Microsoft Scoops Up Groove Networks
Microsoft is buying Groove Networks of Beverly, Massachusetts, for an undisclosed sum, it said Thursday. Groove makes collaboration software that can be used by people who are geographically dispersed and is the brainchild of Lotus Notes creator Ray Ozzie.
Microsoft plans to add Groove's products to its Microsoft Office product line. Ozzie, a recognized visionary who helped found Lotus Software, will become Microsoft's Chief Technology Officer, according to a statement from Microsoft.
Groove makes a wide range of software and development tools that allow geographically dispersed workers to collaborate over the Internet. The company's Virtual Office product allows workers to communicate and securely share information such as files, calendars, sketch pads, task lists, Web links, and photos over the Internet.
Virtual Office maximizes Internet bandwidth and is tightly integrated with Microsoft's Outlook e-mail application and Office suite of products, according to Groove.
Groove's technology will complement Microsoft's collaboration products, such as Microsoft Office SharePoint Portal Server and Windows SharePoint Services, as well as the newly announced Microsoft Office Communicator 2005, Microsoft Office Live Communications Server, and Microsoft Office Live Meeting, according to a published statement from Jeff Raikes, group vice president of Microsoft's Information Worker Business.
Acquiring Groove will give Microsoft a way to reach out to the growing number of companies with mobile workers and remote offices.
In particular, the Groove's technology for creating ad-hoc workspaces will extend the reach of Microsoft's collaboration technology, allowing workers to communicate securely over the Internet and work in decentralized environments outside of the corporate network, Raikes says.
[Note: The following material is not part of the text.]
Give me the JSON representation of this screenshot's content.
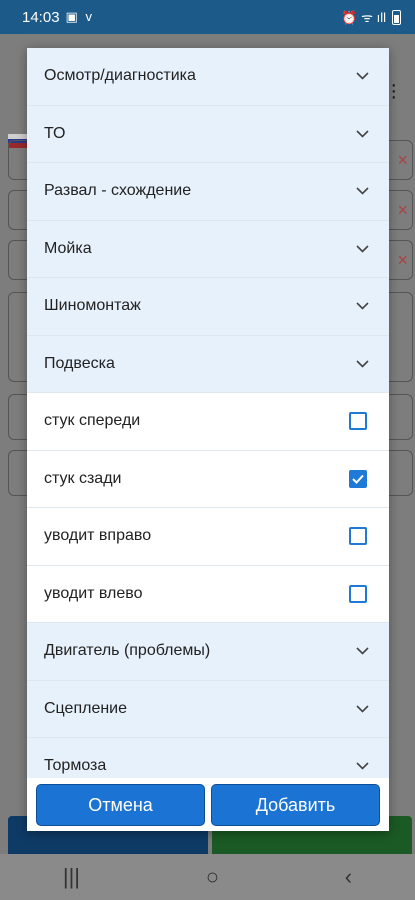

Upon completion of the acquisition, Groove will become part of Microsoft's Information Worker Business, but will continue to operate from its Beverly offices, Microsoft says.